### Dataset rows describing interfaces
○ ○ ○ ○ ○ ○ ○
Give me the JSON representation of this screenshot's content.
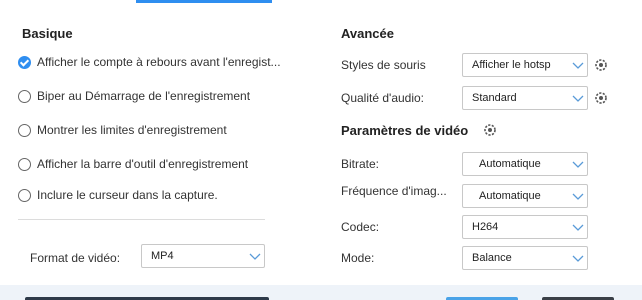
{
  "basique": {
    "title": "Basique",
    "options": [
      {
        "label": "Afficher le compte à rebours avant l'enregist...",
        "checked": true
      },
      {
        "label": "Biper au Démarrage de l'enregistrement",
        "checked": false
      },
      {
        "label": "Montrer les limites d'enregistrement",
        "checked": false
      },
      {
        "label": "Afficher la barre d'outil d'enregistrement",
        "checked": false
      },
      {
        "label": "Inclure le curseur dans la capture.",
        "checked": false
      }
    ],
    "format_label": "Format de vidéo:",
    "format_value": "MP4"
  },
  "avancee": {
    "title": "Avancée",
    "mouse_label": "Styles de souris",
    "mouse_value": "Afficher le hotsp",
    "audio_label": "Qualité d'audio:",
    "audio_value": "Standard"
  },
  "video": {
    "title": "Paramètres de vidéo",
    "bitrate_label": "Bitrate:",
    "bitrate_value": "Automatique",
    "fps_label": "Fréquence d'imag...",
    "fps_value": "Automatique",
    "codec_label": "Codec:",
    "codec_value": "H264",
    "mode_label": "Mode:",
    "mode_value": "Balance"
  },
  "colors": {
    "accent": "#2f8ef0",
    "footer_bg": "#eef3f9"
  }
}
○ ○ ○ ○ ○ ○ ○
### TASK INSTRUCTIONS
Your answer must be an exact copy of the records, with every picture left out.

### FINISHED EXERCISE
Give me the JSON representation of this screenshot's content.
{
  "basique": {
    "title": "Basique",
    "options": [
      {
        "label": "Afficher le compte à rebours avant l'enregist...",
        "checked": true
      },
      {
        "label": "Biper au Démarrage de l'enregistrement",
        "checked": false
      },
      {
        "label": "Montrer les limites d'enregistrement",
        "checked": false
      },
      {
        "label": "Afficher la barre d'outil d'enregistrement",
        "checked": false
      },
      {
        "label": "Inclure le curseur dans la capture.",
        "checked": false
      }
    ],
    "format_label": "Format de vidéo:",
    "format_value": "MP4"
  },
  "avancee": {
    "title": "Avancée",
    "mouse_label": "Styles de souris",
    "mouse_value": "Afficher le hotsp",
    "audio_label": "Qualité d'audio:",
    "audio_value": "Standard"
  },
  "video": {
    "title": "Paramètres de vidéo",
    "bitrate_label": "Bitrate:",
    "bitrate_value": "Automatique",
    "fps_label": "Fréquence d'imag...",
    "fps_value": "Automatique",
    "codec_label": "Codec:",
    "codec_value": "H264",
    "mode_label": "Mode:",
    "mode_value": "Balance"
  },
  "colors": {
    "accent": "#2f8ef0",
    "footer_bg": "#eef3f9"
  }
}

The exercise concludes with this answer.